Part of the CRASSH Fellows Work in Progress Seminar Series. All welcome but please email Michelle Maciejewska to book your place and to request readings. A sandwich lunch and refreshments are provided.
Professor Richard Sherwin
Law’s sovereignty points to a source of authority beyond the law itself. My current research focuses on the nature of this strange excess, and on the limits of representation. As one moves from early modern emblems of the King’s two bodies to post-Revolutionary symbols of the People’s two bodies, to digital simulations of world and subjectivity in the ‘Internet of Experience’, the question arises: where do we locate law’s surplus? In what narrative, visual, cognitive, and affective registers does it find expressive coherence in history?
Learning from patterns and distinctions in history constitutes an important dimension of this research. I will focus on Shakespeare and his contemporaries as a starting point for a case study of how legal thinking and process are conditioned by, and in turn inflect, social and imaginative constructions of cognition. Scenes of trials and judgment abound in this period’s drama. How do the evidentiary registers of the theatre correlate with the construction of proof in the courtroom? And what role does rhetoric play in mediating between the two? Such a cross-domain inquiry tests law’s claim to knowledge against the traditions of the humanities.

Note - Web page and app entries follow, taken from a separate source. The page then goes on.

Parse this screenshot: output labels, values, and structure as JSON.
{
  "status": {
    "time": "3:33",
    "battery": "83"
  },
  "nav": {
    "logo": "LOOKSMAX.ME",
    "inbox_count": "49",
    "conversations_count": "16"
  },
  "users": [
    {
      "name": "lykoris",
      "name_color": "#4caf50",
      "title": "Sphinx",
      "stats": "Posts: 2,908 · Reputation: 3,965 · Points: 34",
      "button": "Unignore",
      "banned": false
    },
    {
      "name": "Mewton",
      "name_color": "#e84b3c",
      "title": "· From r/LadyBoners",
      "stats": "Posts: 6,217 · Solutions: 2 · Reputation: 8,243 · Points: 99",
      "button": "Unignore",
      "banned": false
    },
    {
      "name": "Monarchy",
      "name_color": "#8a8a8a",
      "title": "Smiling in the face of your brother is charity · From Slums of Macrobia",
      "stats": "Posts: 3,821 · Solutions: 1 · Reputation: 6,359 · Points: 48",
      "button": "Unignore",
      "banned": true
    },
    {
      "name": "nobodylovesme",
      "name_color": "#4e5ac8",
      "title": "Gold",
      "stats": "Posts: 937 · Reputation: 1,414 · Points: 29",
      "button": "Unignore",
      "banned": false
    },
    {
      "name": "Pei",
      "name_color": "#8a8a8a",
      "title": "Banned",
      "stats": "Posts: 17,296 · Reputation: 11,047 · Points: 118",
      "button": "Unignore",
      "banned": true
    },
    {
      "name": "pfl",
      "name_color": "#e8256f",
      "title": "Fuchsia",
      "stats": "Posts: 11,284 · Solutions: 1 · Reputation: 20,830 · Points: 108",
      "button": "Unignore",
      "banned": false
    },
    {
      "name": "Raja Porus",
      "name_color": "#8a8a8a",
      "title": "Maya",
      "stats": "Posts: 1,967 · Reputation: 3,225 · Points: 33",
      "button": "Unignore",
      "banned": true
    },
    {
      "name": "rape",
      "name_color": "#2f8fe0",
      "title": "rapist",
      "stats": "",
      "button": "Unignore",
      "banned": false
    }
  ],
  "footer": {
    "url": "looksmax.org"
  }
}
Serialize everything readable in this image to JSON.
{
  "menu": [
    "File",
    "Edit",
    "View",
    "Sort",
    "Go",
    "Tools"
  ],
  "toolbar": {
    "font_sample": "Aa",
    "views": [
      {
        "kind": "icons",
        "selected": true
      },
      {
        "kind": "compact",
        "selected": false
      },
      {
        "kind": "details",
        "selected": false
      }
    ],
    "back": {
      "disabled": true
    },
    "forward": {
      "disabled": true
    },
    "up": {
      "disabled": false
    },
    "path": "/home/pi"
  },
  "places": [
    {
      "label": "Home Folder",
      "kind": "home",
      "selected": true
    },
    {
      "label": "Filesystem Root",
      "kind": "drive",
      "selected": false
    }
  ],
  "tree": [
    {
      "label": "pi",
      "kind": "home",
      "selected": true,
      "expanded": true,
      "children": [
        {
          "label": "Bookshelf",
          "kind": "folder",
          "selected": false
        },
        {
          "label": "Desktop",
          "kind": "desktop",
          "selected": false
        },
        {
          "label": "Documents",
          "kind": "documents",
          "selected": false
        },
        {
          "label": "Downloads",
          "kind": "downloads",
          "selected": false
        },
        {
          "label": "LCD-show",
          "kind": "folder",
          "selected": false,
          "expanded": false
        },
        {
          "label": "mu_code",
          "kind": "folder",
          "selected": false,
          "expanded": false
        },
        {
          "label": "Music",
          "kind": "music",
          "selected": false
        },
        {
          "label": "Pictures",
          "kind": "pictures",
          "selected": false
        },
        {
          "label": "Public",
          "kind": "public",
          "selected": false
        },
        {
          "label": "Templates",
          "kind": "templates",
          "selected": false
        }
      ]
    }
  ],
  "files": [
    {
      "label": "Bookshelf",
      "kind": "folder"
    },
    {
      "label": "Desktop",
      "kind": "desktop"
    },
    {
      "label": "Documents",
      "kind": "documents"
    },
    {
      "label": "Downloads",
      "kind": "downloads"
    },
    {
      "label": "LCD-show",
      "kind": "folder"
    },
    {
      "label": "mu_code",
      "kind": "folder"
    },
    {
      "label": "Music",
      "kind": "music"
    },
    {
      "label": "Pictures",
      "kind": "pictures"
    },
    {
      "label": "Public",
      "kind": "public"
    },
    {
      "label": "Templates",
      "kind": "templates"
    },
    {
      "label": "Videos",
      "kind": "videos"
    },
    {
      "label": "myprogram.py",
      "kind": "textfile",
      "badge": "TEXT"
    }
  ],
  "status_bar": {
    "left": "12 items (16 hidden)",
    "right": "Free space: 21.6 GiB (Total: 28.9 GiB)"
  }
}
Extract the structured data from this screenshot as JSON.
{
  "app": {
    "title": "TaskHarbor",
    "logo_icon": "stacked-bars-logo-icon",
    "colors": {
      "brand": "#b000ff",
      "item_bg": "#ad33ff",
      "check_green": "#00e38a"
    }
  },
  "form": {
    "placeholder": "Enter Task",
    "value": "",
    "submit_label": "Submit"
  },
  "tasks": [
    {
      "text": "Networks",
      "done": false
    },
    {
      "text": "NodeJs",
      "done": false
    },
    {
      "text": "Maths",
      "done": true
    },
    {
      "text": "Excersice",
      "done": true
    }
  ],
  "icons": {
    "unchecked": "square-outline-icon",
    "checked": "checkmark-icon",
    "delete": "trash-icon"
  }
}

How do law’s distinct disciplinary investments demand and constrain belief? What lies beyond law’s formal bounds challenging its representational capacities? Similar issues arise as law adapts to contemporary visual culture. For example, how do lawyers tap into the uncanny fullness of corporeal images, and to what extent does law reflect a digital visual spectacle that threatens to flatten out the visual meaning-making process? Here the dialectic of surplus and bounded meaning enters into dialogue with the ethics of representation. In a digital culture where closed, automated programs produce a broad range of evidentiary constructions inside the courtroom – from crime risk assessments at bail and sentencing hearings to simulated crime scenes at trial – the authority of representation calls out for adequate critical testing. By combining cross-disciplinary and cross-historical perspectives, I hope to forge a methodology that does justice to the complexity of our textual and visual experience of law’s aesthetics, epistemology, and the source of its authority.
Richard K. Sherwin is the Wallace Stevens Professor of Law and Director of the Visual Persuasion Project at New York Law School. His scholarly writings explore the rich and varied relationship between law and culture, focusing in particular on legal narrative, visual communication, the legitimation process, and the genealogy of law’s sovereignty. Recent books include: A Cultural History of Law in the Modern Age (with Danielle Celermajer) (Bloomsbury forthcoming); Visualizing Law in the Age of the Digital Baroque: Arabesques & Entanglements (Routledge 2011); and Law, Culture and Visual Studies (Springer 2014).
Professor Sherwin’s seminar on Visual Persuasion in the Law is the first in the United States to teach students about the role, efficacy, and pitfalls of using visual evidence and visual advocacy in contemporary legal practice. His Visual Persuasion Project website is the first and to date only website dedicated to showcasing ‘best practices’ in the visual litigation field. The Project seeks to promote visual literacy among lawyers, judges, law students, and the lay public by cultivating a better understanding of visual communication practices.
In 2013, Professor Sherwin was awarded the Fulbright Canada Visiting Research Chair in Law and Literature at McGill University under the auspices of McGill Law School and the Institute for the Public Life of Art and Ideas where he was in residence during the spring 2014 semester. He received a Humanities Research Centre Fellowship and served as Visiting Research Fellow at the Research School of Humanities and the Arts, College of Arts and Social Sciences at Australia National University in Canberra, Australia during the summer of 2014. He is a member of the Board of Trustees and International Consultative Board Member of the International Journal for the Semiotics of Law (Springer). Professor Sherwin has served as a frequent commentator on television, radio, and in print media, and was featured in director Jeremiah Zagar’s acclaimed documentary film “Captivated: The Trials of Pamela Smart” (HBO 2014).
Professor Sherwin studied law and discourse theory at Columbia University School of Law with Bruce Ackerman (constitutional law/political theory) and was a founding member of the Lawyering Theory movement in collaboration with Professors Anthony Amsterdam (clinical legal studies) and Jerome Bruner (cognitive psychology) during the innovative late 1980s at NYU Law School.